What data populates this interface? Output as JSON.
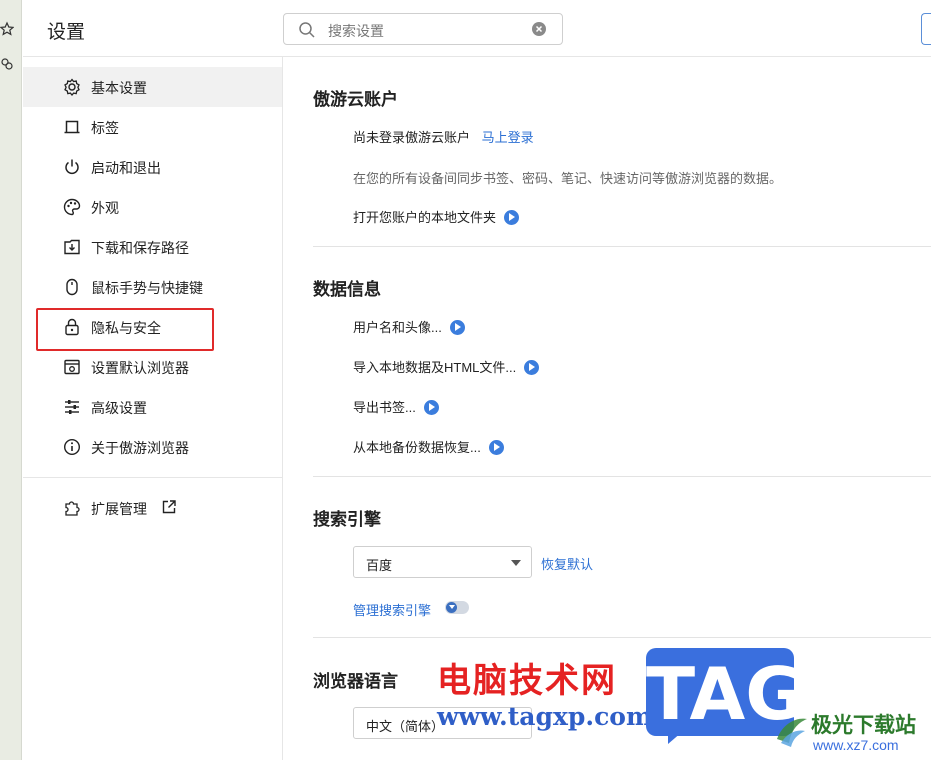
{
  "header": {
    "title": "设置",
    "search_placeholder": "搜索设置"
  },
  "sidebar": {
    "items": [
      {
        "label": "基本设置",
        "icon": "gear-icon",
        "active": true
      },
      {
        "label": "标签",
        "icon": "tab-icon"
      },
      {
        "label": "启动和退出",
        "icon": "power-icon"
      },
      {
        "label": "外观",
        "icon": "palette-icon"
      },
      {
        "label": "下载和保存路径",
        "icon": "download-icon"
      },
      {
        "label": "鼠标手势与快捷键",
        "icon": "mouse-icon"
      },
      {
        "label": "隐私与安全",
        "icon": "lock-icon",
        "highlighted": true
      },
      {
        "label": "设置默认浏览器",
        "icon": "browser-icon"
      },
      {
        "label": "高级设置",
        "icon": "sliders-icon"
      },
      {
        "label": "关于傲游浏览器",
        "icon": "info-icon"
      }
    ],
    "extensions": {
      "label": "扩展管理",
      "icon": "puzzle-icon",
      "link_icon": "external-link-icon"
    }
  },
  "account": {
    "title": "傲游云账户",
    "not_logged_in": "尚未登录傲游云账户",
    "login_link": "马上登录",
    "description": "在您的所有设备间同步书签、密码、笔记、快速访问等傲游浏览器的数据。",
    "open_folder": "打开您账户的本地文件夹"
  },
  "data_info": {
    "title": "数据信息",
    "items": [
      "用户名和头像...",
      "导入本地数据及HTML文件...",
      "导出书签...",
      "从本地备份数据恢复..."
    ]
  },
  "search_engine": {
    "title": "搜索引擎",
    "selected": "百度",
    "restore_default": "恢复默认",
    "manage": "管理搜索引擎"
  },
  "language": {
    "title": "浏览器语言",
    "selected": "中文（简体）"
  },
  "watermark": {
    "cn": "电脑技术网",
    "url": "www.tagxp.com",
    "tag": "TAG",
    "jg_name": "极光下载站",
    "jg_url": "www.xz7.com"
  },
  "colors": {
    "accent": "#2b6fd3",
    "highlight_border": "#e02a2a",
    "active_bg": "#f1f1f1"
  }
}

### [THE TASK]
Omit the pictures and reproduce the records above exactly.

### [ANSWER SPACE]
What data populates this interface? Output as JSON.
{
  "header": {
    "title": "设置",
    "search_placeholder": "搜索设置"
  },
  "sidebar": {
    "items": [
      {
        "label": "基本设置",
        "icon": "gear-icon",
        "active": true
      },
      {
        "label": "标签",
        "icon": "tab-icon"
      },
      {
        "label": "启动和退出",
        "icon": "power-icon"
      },
      {
        "label": "外观",
        "icon": "palette-icon"
      },
      {
        "label": "下载和保存路径",
        "icon": "download-icon"
      },
      {
        "label": "鼠标手势与快捷键",
        "icon": "mouse-icon"
      },
      {
        "label": "隐私与安全",
        "icon": "lock-icon",
        "highlighted": true
      },
      {
        "label": "设置默认浏览器",
        "icon": "browser-icon"
      },
      {
        "label": "高级设置",
        "icon": "sliders-icon"
      },
      {
        "label": "关于傲游浏览器",
        "icon": "info-icon"
      }
    ],
    "extensions": {
      "label": "扩展管理",
      "icon": "puzzle-icon",
      "link_icon": "external-link-icon"
    }
  },
  "account": {
    "title": "傲游云账户",
    "not_logged_in": "尚未登录傲游云账户",
    "login_link": "马上登录",
    "description": "在您的所有设备间同步书签、密码、笔记、快速访问等傲游浏览器的数据。",
    "open_folder": "打开您账户的本地文件夹"
  },
  "data_info": {
    "title": "数据信息",
    "items": [
      "用户名和头像...",
      "导入本地数据及HTML文件...",
      "导出书签...",
      "从本地备份数据恢复..."
    ]
  },
  "search_engine": {
    "title": "搜索引擎",
    "selected": "百度",
    "restore_default": "恢复默认",
    "manage": "管理搜索引擎"
  },
  "language": {
    "title": "浏览器语言",
    "selected": "中文（简体）"
  },
  "watermark": {
    "cn": "电脑技术网",
    "url": "www.tagxp.com",
    "tag": "TAG",
    "jg_name": "极光下载站",
    "jg_url": "www.xz7.com"
  },
  "colors": {
    "accent": "#2b6fd3",
    "highlight_border": "#e02a2a",
    "active_bg": "#f1f1f1"
  }
}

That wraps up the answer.